So, while Sunday wasn’t perfect, my practice goals were met. I wanted to work in a novel environment, work someone else’s hides, do some blind hides, have some challenges presented, but also have lots of successes. I was slightly disappointed in the large room search we did, but all the dogs I watched after us struggled with that room.
“Practice makes perfect” is the old adage… I’ve been told that only “PERFECT practice makes perfect”, but I don’t think either of those is true. I think it should be “Practice with an open mind and an open heart makes learning happen and progress is gained”. Be sure your practices are fun, 1/4 challenge and 3/4 easy successes, keep an open mind about what your dog is doing and why, be honest with yourself about how your mood, pressure, stress level, internal motivations, pride and ego are affecting your results, and you will see your successes increase. And being successful is fun, and having fun brings success. Onward and upward!
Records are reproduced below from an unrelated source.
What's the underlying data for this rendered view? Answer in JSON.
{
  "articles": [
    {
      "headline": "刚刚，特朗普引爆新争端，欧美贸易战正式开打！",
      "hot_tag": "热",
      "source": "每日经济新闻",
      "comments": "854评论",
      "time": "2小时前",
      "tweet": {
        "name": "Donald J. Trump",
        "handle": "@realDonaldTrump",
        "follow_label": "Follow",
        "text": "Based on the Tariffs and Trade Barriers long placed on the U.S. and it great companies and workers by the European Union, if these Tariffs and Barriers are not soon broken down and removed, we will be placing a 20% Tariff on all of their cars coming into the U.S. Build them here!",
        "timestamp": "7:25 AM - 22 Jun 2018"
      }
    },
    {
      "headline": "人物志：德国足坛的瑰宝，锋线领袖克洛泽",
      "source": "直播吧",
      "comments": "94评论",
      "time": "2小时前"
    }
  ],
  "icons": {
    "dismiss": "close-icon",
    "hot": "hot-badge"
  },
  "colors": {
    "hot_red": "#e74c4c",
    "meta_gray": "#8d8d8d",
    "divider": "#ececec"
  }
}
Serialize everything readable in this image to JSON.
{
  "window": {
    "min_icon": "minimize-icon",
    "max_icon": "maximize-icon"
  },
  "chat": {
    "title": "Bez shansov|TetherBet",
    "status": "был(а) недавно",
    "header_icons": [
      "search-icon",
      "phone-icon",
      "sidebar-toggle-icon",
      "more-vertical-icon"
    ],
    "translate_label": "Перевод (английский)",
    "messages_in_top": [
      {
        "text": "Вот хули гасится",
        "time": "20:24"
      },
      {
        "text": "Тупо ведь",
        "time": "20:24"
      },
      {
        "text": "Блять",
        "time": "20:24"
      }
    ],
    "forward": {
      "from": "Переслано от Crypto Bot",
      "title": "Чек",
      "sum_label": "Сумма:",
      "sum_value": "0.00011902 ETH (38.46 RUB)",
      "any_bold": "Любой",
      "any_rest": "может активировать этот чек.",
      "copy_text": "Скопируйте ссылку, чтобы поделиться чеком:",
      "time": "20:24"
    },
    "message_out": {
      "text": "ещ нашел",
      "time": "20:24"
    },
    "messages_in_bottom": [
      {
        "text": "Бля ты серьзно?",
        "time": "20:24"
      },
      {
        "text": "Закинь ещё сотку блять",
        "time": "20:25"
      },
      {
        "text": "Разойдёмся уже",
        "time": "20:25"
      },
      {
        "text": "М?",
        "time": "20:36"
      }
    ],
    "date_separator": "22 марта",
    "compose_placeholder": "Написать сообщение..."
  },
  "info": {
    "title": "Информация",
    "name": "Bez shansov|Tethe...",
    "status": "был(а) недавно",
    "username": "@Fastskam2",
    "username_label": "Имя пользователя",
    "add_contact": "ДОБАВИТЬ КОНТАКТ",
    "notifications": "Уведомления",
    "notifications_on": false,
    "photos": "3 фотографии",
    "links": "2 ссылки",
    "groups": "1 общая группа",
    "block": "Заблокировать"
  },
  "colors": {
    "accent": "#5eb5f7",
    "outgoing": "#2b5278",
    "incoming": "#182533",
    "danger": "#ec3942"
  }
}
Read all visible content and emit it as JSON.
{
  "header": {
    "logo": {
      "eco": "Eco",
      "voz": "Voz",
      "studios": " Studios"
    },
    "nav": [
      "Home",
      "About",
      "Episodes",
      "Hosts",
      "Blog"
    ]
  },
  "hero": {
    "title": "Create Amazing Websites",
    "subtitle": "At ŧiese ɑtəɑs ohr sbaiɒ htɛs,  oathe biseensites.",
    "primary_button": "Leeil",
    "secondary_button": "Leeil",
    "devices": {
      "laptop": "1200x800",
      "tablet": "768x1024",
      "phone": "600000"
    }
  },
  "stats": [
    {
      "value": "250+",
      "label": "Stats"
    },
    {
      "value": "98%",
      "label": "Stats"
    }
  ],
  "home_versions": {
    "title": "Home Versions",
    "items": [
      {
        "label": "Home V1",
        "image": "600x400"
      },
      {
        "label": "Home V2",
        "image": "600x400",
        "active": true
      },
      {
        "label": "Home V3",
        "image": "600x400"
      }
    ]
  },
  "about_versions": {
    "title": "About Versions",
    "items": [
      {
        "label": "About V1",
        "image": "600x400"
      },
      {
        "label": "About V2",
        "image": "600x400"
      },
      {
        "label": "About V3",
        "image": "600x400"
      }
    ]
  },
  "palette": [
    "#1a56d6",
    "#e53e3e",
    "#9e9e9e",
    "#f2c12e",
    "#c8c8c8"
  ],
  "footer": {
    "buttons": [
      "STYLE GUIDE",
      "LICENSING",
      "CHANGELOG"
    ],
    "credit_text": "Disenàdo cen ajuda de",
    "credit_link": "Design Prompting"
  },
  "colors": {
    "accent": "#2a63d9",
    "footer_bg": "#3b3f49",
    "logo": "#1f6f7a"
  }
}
Here is video of a practice I did yesterday. I let the hides sit for about 2 hours, 5 out of the 6 were paired, there was a slight breeze / air movement moving uphill towards the house, and it was pretty sunny in the first video. The second video is more in the shade and the hides had only sat for a few minutes, but again, 5 out of 6 were paired. This is not a demonstration of good treat / reward delivery – I was carrying around a bag of treats, trying to hold the phone and pull treats out, some treats were big crunchy things, so don’t pay attention to that! But I think we accomplished fun and easy mixed with a couple challenges, so I’d call it a good practice. Quattro blasts out the back door before I can get the camera on him in both videos. In the first video, he had already blown by 4 hides on his normal “chase the invisible squirrel route” that he has, before he realized there was a hide nearby. In the second video, he figured what we were doing, and ran directly to a hide before I could pull the camera out. Sorry about the bounciness of the video, and the quality… it looks great on my phone and computer, but when I send it from the cloud to youtube, it gets all grainy. Take a dramamine before watching!